» **Work request**: Copy the data. Keep every character as given.

» **Supplied material**:
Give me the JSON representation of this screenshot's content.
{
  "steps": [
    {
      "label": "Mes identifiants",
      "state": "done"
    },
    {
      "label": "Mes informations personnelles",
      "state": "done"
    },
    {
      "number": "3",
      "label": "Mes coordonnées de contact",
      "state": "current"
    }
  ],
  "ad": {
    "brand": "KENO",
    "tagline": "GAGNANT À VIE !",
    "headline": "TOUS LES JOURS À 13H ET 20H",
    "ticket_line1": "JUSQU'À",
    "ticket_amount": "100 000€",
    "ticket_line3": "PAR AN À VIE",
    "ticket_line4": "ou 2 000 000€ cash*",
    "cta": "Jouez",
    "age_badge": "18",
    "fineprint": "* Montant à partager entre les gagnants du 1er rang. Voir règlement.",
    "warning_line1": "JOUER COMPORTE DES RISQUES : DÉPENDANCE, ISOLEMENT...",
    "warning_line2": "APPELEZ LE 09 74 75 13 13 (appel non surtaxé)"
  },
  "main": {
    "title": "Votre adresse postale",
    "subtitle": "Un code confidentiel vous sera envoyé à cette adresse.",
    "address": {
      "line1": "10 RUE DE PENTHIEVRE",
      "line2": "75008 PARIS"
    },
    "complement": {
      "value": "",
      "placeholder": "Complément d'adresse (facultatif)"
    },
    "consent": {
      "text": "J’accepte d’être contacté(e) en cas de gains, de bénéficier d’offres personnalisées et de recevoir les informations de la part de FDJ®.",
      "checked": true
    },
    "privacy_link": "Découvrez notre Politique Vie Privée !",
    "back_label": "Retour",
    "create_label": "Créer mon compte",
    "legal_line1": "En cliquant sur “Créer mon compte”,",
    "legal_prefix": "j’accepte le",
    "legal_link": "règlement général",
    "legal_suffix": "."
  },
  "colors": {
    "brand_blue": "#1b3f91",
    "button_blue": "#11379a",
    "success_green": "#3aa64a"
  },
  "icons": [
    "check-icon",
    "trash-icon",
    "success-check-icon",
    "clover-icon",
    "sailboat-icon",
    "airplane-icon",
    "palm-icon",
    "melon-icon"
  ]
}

» **The completed task**:
Give me the JSON representation of this screenshot's content.
{
  "steps": [
    {
      "label": "Mes identifiants",
      "state": "done"
    },
    {
      "label": "Mes informations personnelles",
      "state": "done"
    },
    {
      "number": "3",
      "label": "Mes coordonnées de contact",
      "state": "current"
    }
  ],
  "ad": {
    "brand": "KENO",
    "tagline": "GAGNANT À VIE !",
    "headline": "TOUS LES JOURS À 13H ET 20H",
    "ticket_line1": "JUSQU'À",
    "ticket_amount": "100 000€",
    "ticket_line3": "PAR AN À VIE",
    "ticket_line4": "ou 2 000 000€ cash*",
    "cta": "Jouez",
    "age_badge": "18",
    "fineprint": "* Montant à partager entre les gagnants du 1er rang. Voir règlement.",
    "warning_line1": "JOUER COMPORTE DES RISQUES : DÉPENDANCE, ISOLEMENT...",
    "warning_line2": "APPELEZ LE 09 74 75 13 13 (appel non surtaxé)"
  },
  "main": {
    "title": "Votre adresse postale",
    "subtitle": "Un code confidentiel vous sera envoyé à cette adresse.",
    "address": {
      "line1": "10 RUE DE PENTHIEVRE",
      "line2": "75008 PARIS"
    },
    "complement": {
      "value": "",
      "placeholder": "Complément d'adresse (facultatif)"
    },
    "consent": {
      "text": "J’accepte d’être contacté(e) en cas de gains, de bénéficier d’offres personnalisées et de recevoir les informations de la part de FDJ®.",
      "checked": true
    },
    "privacy_link": "Découvrez notre Politique Vie Privée !",
    "back_label": "Retour",
    "create_label": "Créer mon compte",
    "legal_line1": "En cliquant sur “Créer mon compte”,",
    "legal_prefix": "j’accepte le",
    "legal_link": "règlement général",
    "legal_suffix": "."
  },
  "colors": {
    "brand_blue": "#1b3f91",
    "button_blue": "#11379a",
    "success_green": "#3aa64a"
  },
  "icons": [
    "check-icon",
    "trash-icon",
    "success-check-icon",
    "clover-icon",
    "sailboat-icon",
    "airplane-icon",
    "palm-icon",
    "melon-icon"
  ]
}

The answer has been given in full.